Stress and the overwhelming demands of being a busy working mum can take their toll. A client Sue describes feeling constantly uptight and wired trying to be the perfect working mum – from dealing with homework, pick-ups and drop-offs to cooking and providing the love and care her kids need, along with running her husbands busy chiropractic practice, leaves Sue exhausted and feeling like she has no life. Unfortunately this is a very familiar story for many women.
And in order to survive, around 5pm most weeknights the fridge door gets flung open with gusto. Minutes later a familiar sound of a wine bottle opening marks the start of a daily drinking ritual enjoyed by countless working woman and uptight working mums. Women are using alcohol to cope with the pressures of juggling too much, but at what cost?
According to the National Health Survey by the Australian Bureau of Statistics, women aged 30 to 49 drink an average of between 8.6 and 9.7 drinks a week.
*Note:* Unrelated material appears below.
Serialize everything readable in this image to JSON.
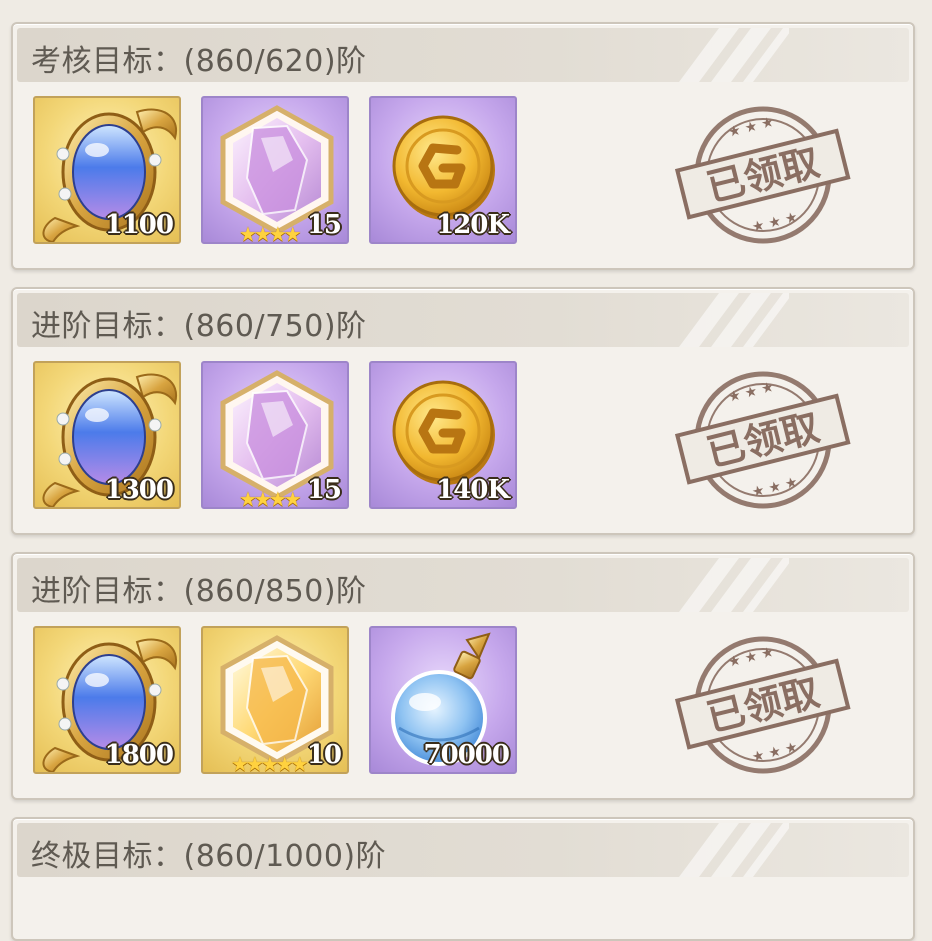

Compared to men, women generally metabolise alcohol faster, and get drunk more rapidly on less alcohol than men and suffer health problems such as liver damage, breast cancer and alcohol dependence on a lot lower levels of consumption.
Another problem is the huge wine glasses used in most homes can increase the risk because the recommended safe daily allowance is 100ml but these glasses are holding 150ml to 200ml. This standard serve of 100ml is also based on a wine percentage of 12 percent but many reds and whites are now closer to 14 and 15 percent, so without realizing it a harmless “two glasses” a day is actually four standard drinks which means most women are drinking at high risk levels.
Are there better ways to unwind?
Breaking the cycle of reaching for a glass of red means coming up with new strategies to cope with everyday demands of life. Getting off the “wine” treadmill may also require you to make some big changes so that your life is less stressful. You may need to start delegating and get some help at home, you may need to downscale your house, work part-time for a while to alleviate the huge stresses that are often the root of most women’s drinking use. But a good place to start is to start drinking mindfully, which means setting limits and having alcohol free days. It is also vital to develop and maintain other pleasures such as exercising, listening to music, dancing, watching movies, connecting with friends, meditation and sleeping. Sometimes the best and easiest thing to do after a hard day is to simply eat a nutritious meal and go to bed early for a long restorative sleep and remind yourself that tomorrow is a new day.